I often find cold appetizers more compelling than hot ones, and Nicola's really comes through in this area. Cold crabmeat, which I adore, is hard to find locally, but here it was at Nicola's, pristinely mounded over vibrant greens and accented with teeny orange segments and a light, fragrant citrus dressing ($8.95).
Bresaola--Italian dried beef--is another hard-to-find favorite of mine, and it's perfectly served here with nutty-sharp arugula leaves, olive oil, black pepper, and curls of aged Parmesan ($7.95)...
It's hard enough choosing among the pastas, from the inspired simplicity of wide, supple pappardelle noodles with sautéed rapini greens and browned garlic cloves ($17.95), to the season-bridging handmade tortellini with a Bolognese five-meat stuffing, in a truffle cream sauce strewn with spring asparagus and peas, a special one night...
And you may be surprised to find the rosy-cooked filet of beef ($22.95) surrounded by a wide bowl of rustic tomato-and-rosemary-scented white beans--though it makes perfect sense when you recall that Tuscany is known both for its beef and for its beans.
There's something for everybody here: veal-lovers will be happy with the lemony, tender scaloppine ($18.95), or the classic saltimbocca, sandwiching prosciutto and melted cheese with sage ($19.95); duck-lovers with the rich breast bathed in a nutty sauce involving pureed raisins and pine nuts, atop a soft mound of polenta that is comfort incarnate ($20.95).
But, if I had to pick the most stunning entrée, it might well be the gorgeous sea scallops ($23.95), darkly seared almost to a glaze and succulent within, jumbled with caramelized Brussels sprouts and shiitake mushrooms in a concentrated balsamic-truffle drizzle.
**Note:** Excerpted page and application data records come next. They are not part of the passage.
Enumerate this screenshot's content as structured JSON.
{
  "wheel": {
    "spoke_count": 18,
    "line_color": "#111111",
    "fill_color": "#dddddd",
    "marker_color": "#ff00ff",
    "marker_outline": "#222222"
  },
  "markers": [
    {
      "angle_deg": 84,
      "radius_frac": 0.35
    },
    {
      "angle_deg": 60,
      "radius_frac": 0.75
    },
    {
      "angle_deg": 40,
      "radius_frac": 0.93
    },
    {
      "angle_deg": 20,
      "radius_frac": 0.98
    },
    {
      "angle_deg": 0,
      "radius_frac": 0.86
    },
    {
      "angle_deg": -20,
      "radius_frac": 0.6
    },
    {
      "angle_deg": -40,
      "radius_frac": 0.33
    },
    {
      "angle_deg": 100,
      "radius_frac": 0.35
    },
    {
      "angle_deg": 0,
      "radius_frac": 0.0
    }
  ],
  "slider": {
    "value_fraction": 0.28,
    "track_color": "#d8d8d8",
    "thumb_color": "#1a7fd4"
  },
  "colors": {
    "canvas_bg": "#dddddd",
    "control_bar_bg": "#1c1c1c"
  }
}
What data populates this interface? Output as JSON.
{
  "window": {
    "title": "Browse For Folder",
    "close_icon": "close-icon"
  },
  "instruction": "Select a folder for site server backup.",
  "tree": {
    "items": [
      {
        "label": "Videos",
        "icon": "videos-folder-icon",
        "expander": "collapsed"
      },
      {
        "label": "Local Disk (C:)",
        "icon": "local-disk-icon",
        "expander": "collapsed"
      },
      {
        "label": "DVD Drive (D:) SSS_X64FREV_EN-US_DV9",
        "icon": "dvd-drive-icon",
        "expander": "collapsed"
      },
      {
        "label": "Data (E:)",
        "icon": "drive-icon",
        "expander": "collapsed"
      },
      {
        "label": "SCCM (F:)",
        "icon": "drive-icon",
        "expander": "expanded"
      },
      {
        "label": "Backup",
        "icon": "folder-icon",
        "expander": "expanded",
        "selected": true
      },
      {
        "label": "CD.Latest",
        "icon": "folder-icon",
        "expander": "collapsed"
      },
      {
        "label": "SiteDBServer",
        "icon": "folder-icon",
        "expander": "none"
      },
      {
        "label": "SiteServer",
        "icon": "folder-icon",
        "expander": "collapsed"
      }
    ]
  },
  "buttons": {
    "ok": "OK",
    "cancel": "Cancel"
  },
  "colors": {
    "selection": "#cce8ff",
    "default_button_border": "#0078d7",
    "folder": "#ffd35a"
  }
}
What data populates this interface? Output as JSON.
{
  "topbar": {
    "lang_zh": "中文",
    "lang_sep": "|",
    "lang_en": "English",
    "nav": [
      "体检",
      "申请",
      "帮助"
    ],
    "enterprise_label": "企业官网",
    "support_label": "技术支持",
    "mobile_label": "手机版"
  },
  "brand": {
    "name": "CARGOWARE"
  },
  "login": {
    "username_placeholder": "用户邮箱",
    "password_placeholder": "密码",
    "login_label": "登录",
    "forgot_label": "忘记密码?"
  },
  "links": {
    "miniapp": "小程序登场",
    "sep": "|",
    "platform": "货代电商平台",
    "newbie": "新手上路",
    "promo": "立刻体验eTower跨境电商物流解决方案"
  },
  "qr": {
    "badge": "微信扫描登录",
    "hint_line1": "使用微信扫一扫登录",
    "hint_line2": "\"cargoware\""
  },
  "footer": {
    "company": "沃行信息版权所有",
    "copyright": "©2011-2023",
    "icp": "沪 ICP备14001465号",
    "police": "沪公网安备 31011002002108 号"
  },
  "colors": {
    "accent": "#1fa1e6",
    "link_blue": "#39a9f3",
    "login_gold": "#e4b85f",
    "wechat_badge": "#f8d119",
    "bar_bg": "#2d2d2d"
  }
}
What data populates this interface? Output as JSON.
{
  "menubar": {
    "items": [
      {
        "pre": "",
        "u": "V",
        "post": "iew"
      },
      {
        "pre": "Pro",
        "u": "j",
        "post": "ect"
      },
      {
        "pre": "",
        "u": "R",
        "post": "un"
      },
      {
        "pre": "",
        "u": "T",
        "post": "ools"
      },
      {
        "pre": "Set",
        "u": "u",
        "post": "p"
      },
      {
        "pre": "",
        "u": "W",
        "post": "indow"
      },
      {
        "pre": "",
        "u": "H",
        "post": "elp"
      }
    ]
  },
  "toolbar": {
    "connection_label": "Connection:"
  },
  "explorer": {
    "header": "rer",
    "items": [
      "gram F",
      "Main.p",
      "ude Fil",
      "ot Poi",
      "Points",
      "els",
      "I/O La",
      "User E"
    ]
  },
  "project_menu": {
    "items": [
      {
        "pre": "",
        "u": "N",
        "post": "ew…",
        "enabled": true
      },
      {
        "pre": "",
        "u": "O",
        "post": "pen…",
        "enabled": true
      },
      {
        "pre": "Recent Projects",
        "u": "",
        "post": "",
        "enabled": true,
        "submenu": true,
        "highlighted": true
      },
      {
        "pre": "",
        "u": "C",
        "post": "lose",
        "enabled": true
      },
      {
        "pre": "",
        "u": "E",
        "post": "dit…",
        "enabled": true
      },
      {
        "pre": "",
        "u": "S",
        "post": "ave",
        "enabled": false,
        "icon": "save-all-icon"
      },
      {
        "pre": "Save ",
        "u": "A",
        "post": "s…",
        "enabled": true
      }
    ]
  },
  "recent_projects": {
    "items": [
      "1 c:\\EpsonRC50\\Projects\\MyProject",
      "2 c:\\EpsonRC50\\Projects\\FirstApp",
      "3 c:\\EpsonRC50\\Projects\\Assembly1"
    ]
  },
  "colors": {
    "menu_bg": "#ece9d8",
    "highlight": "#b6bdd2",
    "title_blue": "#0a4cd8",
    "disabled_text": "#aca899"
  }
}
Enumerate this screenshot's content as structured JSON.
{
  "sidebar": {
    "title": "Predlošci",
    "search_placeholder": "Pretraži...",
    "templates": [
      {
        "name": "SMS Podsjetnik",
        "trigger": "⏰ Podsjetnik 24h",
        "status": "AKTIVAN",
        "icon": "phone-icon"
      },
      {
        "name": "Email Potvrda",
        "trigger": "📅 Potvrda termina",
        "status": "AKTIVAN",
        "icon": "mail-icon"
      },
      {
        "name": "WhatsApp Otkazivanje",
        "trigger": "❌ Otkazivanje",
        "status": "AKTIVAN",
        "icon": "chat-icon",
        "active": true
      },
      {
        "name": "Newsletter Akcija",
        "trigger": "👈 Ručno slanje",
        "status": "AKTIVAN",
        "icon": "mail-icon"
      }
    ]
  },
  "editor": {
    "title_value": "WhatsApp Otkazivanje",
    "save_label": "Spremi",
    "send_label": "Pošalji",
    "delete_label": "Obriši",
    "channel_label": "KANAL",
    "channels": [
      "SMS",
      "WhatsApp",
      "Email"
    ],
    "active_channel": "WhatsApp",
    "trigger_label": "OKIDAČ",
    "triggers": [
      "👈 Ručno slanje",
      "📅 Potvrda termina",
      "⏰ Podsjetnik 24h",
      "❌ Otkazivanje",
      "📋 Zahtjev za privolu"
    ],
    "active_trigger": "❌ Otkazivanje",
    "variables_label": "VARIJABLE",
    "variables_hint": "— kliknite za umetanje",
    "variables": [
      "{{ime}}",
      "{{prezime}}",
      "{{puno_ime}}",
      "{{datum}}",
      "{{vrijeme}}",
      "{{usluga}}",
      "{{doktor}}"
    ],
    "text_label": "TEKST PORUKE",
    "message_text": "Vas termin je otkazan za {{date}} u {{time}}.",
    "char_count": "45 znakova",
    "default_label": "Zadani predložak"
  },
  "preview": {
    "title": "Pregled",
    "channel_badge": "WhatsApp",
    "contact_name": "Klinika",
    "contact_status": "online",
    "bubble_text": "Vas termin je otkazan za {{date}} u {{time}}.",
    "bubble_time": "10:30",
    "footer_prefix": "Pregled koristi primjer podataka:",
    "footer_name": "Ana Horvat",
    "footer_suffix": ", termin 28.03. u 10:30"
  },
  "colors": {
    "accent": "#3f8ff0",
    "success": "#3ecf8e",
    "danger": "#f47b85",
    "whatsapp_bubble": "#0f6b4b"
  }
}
Flavors just don't get much deeper than this.
Thank goodness, after a meal like this, that the dessert list is Italian, which means you can end on a sweet note without having to consume something heavy.
You might have the strawberry-studded lemon tart, with its smooth lemon curd-like filling in a sweet hazelnut-tinged crumb crust, or the ethereal panna cotta ("cooked cream") in a pool of intense strawberry puree.
There are ports and grappas, but for something really astounding ask for an apéritif of passito--a sweet, smooth raisiny wine made from semi-dried grapes. It's a worthy end to a meal this special.